Home
About
Agencies
Agency RSS
Agency
Listservs
Archives
Multimedia
Subscribe
Contact

Historic State Support Translates to Tuition Freeze for 2022-23





             
News Release

Contacts: Janelle Toman, Director of Communications

janelle.toman@sdbor.edu

Tracy Mercer, Information Research Analyst

tracy.mercer@sdbor.edu

 

Telephone: (605) 773-3455

Fax: (605) 773-5320

www.sdbor.edu

 

 

 

 

FOR IMMEDIATE RELEASE:  Wednesday, March 30, 2022

 

 

Historic State Support Translates to Tuition Freeze for 2022-23

 

SPEARFISH, S.D. – Thanks to significant financial support from the Legislature, the South Dakota Board of Regents today froze tuition and mandatory fees for public university students for the coming year.

 

When the main run of the legislative session concluded March 10, lawmakers had increased base funding for the public university system by more than $8.6 million. This level of state support will cover salary increases for a portion of Board of Regents’ employees not usually funded with state dollars. As a result, regents will be able to freeze tuition and mandatory fees at their current rates and cover the legislature’s 6 percent salary policy for state employees.

 

In the past, the state covered less than half of the salary and benefit package for employees in the public university system, so tuition, fees, and other charges were raised internally to cover the remainder of that obligation.

 

“This year, the Legislature’s action to invest additional base general funds in state salary policy will support raises for tuition-funded employees within the Board of Regents’ system and allow us to hold the line on student tuition,” said Brian L. Maher, the regents’ executive director and CEO. “There have been some funds directed in the past to a tuition freeze, which we welcomed. Addition of base general funds is a major step forward as we continue to address student affordability and the costs of higher education.”

 

Maher continued, “We are very thankful to the Joint Appropriations Committee and the legislature, to House and Senate leaders, and to Gov. Noem for their support of public higher education this legislative session.”

 

Along with the support for employees’ salaries, regents’ officials estimate the public universities and special schools stand to benefit from an increase of more than $120 million in state and federal funds through special appropriations passed this session. “Add to that the authority granted to spend $166 million in donated and other funds for major projects, and we can say 2022 is truly a remarkable year for public higher education in South Dakota,” Maher said.

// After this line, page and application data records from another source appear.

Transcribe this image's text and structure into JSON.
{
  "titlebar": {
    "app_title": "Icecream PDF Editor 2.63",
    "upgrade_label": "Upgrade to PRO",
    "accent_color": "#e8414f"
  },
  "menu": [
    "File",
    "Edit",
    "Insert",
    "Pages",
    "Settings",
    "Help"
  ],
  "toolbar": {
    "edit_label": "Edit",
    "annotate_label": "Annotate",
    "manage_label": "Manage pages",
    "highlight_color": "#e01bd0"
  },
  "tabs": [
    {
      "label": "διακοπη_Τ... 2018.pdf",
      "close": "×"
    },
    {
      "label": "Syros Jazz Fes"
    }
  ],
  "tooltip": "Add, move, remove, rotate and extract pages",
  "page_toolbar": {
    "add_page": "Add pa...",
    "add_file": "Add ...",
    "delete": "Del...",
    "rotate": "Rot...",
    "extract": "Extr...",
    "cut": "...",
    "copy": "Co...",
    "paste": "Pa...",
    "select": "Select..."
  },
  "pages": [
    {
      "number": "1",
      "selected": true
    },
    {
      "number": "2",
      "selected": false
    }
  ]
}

Other action this session repealed a requirement to charge higher, off-campus tuition rates for the university centers located in Sioux Falls and Rapid City. With passage of House Bill 1024, lower rates will now apply to courses taken in person at Black Hills State University-Rapid City and the University of South Dakota-Sioux Falls (formerly known as the Community College for Sioux Falls).

 

-30-

 

 

About the South Dakota Board of Regents: The Board of Regents has constitutional authority to govern the system of public higher education in the state of South Dakota. Supported by an executive director and staff, the board provides leadership and sets policies for programs and services delivered by its six public universities and two schools serving special K-12 populations. The public universities (and home campus locations) are Black Hills State University, Spearfish; Dakota State University, Madison; Northern State University, Aberdeen; South Dakota School of Mines & Technology, Rapid City; South Dakota State University, Brookings; and the University of South Dakota, Vermillion. The special schools are South Dakota School for the Deaf, Sioux Falls, and South Dakota School for the Blind & Visually Impaired, Aberdeen.